Buffer and Frames Per Second: Here is what separates pro bodies from non pro bodies. The buffer is where the image goes when you take a picture before it’s transferred to the memory card. In this camera, you only get SIX RAW images before the buffer fills. This means your camera will lock up and stop taking pictures until your file clears the buffer and hits your memory card.

Subsequently, this camera shoots at a rate of six frames per second. This is honestly a lot of images per second. If you don’t want to outrun the buffer you wont want to hold your finger down on the shutter button. The trick is to only do bursts of two or three which will allow the buffer time to write the images to the card and not getting completely filled.

No OLPF: Nikon chose to remove the lowpass filter which was previously found on many of their previous DSLR cameras. Without the low pass filter, this camera is able to produce some stunningly sharp images. I had zero issues with moire, which are interference lines that are made when photographing or filming patterns.

Video Quality: I did not spend a lot of time testing out the video quality of this camera, though I did shoot videos and the videos I shot came out as well as I expected.

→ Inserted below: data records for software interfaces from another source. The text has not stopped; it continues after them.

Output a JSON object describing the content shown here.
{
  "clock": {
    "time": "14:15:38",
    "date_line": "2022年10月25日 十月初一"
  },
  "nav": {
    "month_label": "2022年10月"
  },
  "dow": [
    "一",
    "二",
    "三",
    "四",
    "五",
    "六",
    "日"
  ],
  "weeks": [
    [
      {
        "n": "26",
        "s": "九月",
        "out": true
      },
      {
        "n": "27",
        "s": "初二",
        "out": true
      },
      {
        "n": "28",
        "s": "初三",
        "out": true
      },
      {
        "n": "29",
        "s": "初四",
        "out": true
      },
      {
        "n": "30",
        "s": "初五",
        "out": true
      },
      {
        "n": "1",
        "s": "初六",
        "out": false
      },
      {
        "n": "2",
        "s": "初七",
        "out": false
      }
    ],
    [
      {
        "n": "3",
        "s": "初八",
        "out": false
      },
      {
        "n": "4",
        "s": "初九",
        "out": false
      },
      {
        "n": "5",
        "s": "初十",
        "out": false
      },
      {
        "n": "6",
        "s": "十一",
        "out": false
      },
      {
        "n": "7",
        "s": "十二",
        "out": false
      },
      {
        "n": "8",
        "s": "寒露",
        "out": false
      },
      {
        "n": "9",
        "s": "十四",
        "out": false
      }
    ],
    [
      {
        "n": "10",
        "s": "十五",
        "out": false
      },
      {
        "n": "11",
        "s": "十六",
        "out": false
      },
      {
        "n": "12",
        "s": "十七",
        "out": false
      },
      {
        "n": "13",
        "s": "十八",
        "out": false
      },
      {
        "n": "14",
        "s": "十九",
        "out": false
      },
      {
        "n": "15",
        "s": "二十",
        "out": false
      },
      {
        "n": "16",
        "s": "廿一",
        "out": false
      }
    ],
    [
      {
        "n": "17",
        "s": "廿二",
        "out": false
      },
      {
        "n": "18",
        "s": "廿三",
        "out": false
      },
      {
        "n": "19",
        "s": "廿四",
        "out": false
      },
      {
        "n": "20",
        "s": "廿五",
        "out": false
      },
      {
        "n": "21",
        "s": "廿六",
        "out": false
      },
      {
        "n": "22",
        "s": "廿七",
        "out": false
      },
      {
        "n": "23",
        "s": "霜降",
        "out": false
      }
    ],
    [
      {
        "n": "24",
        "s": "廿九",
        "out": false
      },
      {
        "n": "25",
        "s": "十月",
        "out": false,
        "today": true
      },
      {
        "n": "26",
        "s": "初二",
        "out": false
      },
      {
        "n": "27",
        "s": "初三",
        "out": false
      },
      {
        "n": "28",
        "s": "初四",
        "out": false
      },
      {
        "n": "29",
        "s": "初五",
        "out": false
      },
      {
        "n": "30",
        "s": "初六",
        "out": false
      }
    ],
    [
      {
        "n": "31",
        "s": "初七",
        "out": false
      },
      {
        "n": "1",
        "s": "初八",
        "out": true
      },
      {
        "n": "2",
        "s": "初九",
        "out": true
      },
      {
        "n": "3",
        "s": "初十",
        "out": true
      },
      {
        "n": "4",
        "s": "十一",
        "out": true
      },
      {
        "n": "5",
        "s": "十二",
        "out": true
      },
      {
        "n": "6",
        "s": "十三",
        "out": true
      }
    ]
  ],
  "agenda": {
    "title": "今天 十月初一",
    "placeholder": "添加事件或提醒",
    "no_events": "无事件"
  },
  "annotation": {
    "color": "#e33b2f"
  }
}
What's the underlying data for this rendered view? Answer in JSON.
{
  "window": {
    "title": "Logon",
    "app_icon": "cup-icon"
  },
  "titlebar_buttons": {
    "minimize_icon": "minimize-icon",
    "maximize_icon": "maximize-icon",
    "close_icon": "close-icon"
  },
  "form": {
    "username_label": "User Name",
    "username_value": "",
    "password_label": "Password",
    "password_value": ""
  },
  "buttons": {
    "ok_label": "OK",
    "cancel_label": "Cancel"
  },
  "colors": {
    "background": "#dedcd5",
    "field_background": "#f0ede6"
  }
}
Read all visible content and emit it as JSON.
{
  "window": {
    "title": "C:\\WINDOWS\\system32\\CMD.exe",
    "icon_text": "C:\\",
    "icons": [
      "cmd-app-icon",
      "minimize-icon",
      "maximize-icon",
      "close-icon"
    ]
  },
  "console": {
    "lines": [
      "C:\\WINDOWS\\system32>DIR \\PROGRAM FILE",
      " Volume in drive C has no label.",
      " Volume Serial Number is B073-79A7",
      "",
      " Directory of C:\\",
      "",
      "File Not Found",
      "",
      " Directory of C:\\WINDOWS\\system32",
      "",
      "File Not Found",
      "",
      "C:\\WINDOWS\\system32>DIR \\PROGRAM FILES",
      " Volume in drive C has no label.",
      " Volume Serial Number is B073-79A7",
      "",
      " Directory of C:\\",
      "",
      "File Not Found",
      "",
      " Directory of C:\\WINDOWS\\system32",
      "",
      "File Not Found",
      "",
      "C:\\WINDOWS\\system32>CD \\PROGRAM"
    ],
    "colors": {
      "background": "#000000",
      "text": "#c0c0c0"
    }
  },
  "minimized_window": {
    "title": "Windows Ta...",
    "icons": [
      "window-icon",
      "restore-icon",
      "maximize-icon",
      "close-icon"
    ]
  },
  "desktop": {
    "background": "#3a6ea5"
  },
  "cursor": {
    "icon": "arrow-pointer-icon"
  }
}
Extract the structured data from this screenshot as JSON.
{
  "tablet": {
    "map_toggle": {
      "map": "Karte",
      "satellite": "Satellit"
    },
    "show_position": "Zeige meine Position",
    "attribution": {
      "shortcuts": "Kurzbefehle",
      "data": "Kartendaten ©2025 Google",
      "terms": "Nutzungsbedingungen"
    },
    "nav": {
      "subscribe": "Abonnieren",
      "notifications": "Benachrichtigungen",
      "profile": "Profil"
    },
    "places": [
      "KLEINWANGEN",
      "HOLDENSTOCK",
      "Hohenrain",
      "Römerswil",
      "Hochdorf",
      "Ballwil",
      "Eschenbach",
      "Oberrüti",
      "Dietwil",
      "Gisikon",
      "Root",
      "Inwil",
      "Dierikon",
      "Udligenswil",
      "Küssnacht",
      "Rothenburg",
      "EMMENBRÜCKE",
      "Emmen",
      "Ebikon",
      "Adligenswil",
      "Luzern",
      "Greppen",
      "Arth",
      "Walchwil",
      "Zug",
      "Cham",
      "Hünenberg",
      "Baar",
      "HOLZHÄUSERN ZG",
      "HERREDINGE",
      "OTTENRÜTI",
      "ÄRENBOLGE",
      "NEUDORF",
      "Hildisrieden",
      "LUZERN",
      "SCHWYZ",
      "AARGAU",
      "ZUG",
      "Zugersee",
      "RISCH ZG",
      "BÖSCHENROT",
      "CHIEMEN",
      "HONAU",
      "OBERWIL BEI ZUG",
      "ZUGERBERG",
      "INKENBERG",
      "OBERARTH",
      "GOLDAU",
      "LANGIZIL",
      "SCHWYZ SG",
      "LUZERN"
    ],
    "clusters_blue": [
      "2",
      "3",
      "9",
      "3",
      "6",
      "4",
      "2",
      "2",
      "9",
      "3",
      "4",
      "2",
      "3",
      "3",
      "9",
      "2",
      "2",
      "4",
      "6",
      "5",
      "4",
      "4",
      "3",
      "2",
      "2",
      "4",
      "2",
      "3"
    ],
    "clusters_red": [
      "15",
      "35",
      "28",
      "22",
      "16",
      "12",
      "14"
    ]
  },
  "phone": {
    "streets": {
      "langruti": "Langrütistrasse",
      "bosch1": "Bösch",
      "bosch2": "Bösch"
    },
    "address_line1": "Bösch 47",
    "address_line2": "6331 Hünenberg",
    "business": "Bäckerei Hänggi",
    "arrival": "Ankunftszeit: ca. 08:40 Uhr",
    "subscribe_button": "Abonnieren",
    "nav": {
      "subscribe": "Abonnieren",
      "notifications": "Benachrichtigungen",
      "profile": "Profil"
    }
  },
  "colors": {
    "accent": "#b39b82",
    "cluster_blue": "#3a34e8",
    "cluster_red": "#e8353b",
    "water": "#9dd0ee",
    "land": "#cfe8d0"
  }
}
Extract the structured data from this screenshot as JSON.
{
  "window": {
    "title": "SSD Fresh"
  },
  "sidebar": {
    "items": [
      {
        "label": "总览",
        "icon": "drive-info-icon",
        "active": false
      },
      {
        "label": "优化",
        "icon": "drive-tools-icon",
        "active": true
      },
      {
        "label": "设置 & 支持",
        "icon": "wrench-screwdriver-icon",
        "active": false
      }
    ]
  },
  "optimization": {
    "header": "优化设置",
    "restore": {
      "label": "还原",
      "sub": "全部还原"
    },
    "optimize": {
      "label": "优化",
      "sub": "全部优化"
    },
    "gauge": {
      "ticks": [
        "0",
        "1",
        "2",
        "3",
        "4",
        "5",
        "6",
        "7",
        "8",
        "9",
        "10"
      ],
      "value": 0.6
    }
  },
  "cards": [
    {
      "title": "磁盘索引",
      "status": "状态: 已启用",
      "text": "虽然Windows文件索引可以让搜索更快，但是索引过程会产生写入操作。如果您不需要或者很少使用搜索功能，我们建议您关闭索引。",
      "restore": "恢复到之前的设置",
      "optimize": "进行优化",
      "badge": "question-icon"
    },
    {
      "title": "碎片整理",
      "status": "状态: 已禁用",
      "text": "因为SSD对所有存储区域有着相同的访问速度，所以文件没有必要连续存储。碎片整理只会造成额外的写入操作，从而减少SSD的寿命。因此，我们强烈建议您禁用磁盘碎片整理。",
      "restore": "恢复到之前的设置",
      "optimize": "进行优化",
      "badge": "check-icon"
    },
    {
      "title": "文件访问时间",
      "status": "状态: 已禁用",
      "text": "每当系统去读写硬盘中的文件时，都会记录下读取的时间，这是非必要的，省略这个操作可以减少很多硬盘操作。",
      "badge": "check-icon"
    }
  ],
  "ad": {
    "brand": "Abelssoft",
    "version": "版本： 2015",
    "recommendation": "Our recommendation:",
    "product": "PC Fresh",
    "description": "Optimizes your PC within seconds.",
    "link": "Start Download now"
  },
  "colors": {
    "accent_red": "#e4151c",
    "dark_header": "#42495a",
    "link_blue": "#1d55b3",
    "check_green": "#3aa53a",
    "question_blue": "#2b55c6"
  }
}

The video is clean and sharp and suitable for just about any of your filming needs.


Who is this camera for: This camera is perfect for a person who is just getting into photography for the first time or someone upgrading from their very first DSLR. Let me remind you when upgrading that if you don’t have quality glass, I suggest you spend your money on that before upgrading the body.

This is a great camera to start. It gives you so many options and directions to take your photography or videography. It is affordable, built well and a great tool whether you are just learning or a pro looking for a suitable backup.


If you are just getting started out, this camera gives you plenty of room to grow. It gives you all of the basic functions as well as pro capabilities all in one package.

D7100 or D600: Here is the one comparison question I will entertain. Should I go with the Nikon D7100 or Nikon D600? I personally prefer full frame cameras for their image quality, build quality and pro features. Though the D7100 has a lot of these qualities, I still think the full-frame camera, if given the option, would be the way to go. Keep in mind that there is an expense that comes with going with the D600. It is a more expensive camera that will leave many beginners without quality glass.

My recommendation is if you are new to photography, you start with the D7100 as it is less expensive and frees up money to invest in better glass. Learning the fundamentals of photography and the importance of quality glass is more important than having a full-frame body.

In the end, this is another fantastic camera that is capable of a lot. I really did not have too many issues with it overall and would have no problem taking it out on a shoot with me.

If you would like to purchase a Nikon D7100 you can do so right here at

Download sample RAW Files from a CONCERT (78 megs) Baseball Game (74 megs) and the ZOO (52 megs)

Click Here to view all FULL RES IMAGES